### Items from an interface collection
──────────────────────────────

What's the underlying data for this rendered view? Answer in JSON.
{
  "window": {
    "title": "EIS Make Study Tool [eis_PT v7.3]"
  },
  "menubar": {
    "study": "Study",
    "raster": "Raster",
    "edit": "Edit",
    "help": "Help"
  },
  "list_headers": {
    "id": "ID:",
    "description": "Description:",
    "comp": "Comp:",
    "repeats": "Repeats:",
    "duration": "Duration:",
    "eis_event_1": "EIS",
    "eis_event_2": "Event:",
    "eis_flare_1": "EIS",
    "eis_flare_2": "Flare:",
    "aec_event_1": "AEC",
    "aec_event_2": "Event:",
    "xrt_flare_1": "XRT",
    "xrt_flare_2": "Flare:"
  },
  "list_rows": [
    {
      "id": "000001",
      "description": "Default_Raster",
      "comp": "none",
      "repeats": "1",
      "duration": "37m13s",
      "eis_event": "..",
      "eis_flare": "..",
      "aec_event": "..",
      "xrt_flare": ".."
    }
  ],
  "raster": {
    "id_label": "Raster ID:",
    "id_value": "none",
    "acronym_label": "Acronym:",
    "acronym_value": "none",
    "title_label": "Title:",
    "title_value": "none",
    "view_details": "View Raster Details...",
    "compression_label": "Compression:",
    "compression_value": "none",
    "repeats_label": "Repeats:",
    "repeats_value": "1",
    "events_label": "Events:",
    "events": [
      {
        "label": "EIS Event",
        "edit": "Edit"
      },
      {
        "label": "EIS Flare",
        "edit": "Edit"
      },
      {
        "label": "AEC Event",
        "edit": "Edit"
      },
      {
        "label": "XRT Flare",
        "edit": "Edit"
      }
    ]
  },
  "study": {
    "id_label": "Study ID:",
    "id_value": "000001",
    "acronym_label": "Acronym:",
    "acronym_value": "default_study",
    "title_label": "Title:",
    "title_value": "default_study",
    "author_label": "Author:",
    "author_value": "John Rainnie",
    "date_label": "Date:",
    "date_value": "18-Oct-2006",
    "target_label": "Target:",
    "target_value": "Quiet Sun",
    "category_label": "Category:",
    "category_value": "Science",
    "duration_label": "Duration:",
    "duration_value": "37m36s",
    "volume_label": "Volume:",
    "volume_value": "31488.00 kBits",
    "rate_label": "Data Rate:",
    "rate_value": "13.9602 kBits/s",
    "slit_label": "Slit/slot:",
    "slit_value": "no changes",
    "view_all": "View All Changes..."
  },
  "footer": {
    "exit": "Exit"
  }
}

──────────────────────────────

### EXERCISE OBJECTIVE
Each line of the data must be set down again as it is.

### EXPECTED OUTPUT
What's the underlying data for this rendered view? Answer in JSON.
{
  "window": {
    "title": "EIS Make Study Tool [eis_PT v7.3]"
  },
  "menubar": {
    "study": "Study",
    "raster": "Raster",
    "edit": "Edit",
    "help": "Help"
  },
  "list_headers": {
    "id": "ID:",
    "description": "Description:",
    "comp": "Comp:",
    "repeats": "Repeats:",
    "duration": "Duration:",
    "eis_event_1": "EIS",
    "eis_event_2": "Event:",
    "eis_flare_1": "EIS",
    "eis_flare_2": "Flare:",
    "aec_event_1": "AEC",
    "aec_event_2": "Event:",
    "xrt_flare_1": "XRT",
    "xrt_flare_2": "Flare:"
  },
  "list_rows": [
    {
      "id": "000001",
      "description": "Default_Raster",
      "comp": "none",
      "repeats": "1",
      "duration": "37m13s",
      "eis_event": "..",
      "eis_flare": "..",
      "aec_event": "..",
      "xrt_flare": ".."
    }
  ],
  "raster": {
    "id_label": "Raster ID:",
    "id_value": "none",
    "acronym_label": "Acronym:",
    "acronym_value": "none",
    "title_label": "Title:",
    "title_value": "none",
    "view_details": "View Raster Details...",
    "compression_label": "Compression:",
    "compression_value": "none",
    "repeats_label": "Repeats:",
    "repeats_value": "1",
    "events_label": "Events:",
    "events": [
      {
        "label": "EIS Event",
        "edit": "Edit"
      },
      {
        "label": "EIS Flare",
        "edit": "Edit"
      },
      {
        "label": "AEC Event",
        "edit": "Edit"
      },
      {
        "label": "XRT Flare",
        "edit": "Edit"
      }
    ]
  },
  "study": {
    "id_label": "Study ID:",
    "id_value": "000001",
    "acronym_label": "Acronym:",
    "acronym_value": "default_study",
    "title_label": "Title:",
    "title_value": "default_study",
    "author_label": "Author:",
    "author_value": "John Rainnie",
    "date_label": "Date:",
    "date_value": "18-Oct-2006",
    "target_label": "Target:",
    "target_value": "Quiet Sun",
    "category_label": "Category:",
    "category_value": "Science",
    "duration_label": "Duration:",
    "duration_value": "37m36s",
    "volume_label": "Volume:",
    "volume_value": "31488.00 kBits",
    "rate_label": "Data Rate:",
    "rate_value": "13.9602 kBits/s",
    "slit_label": "Slit/slot:",
    "slit_value": "no changes",
    "view_all": "View All Changes..."
  },
  "footer": {
    "exit": "Exit"
  }
}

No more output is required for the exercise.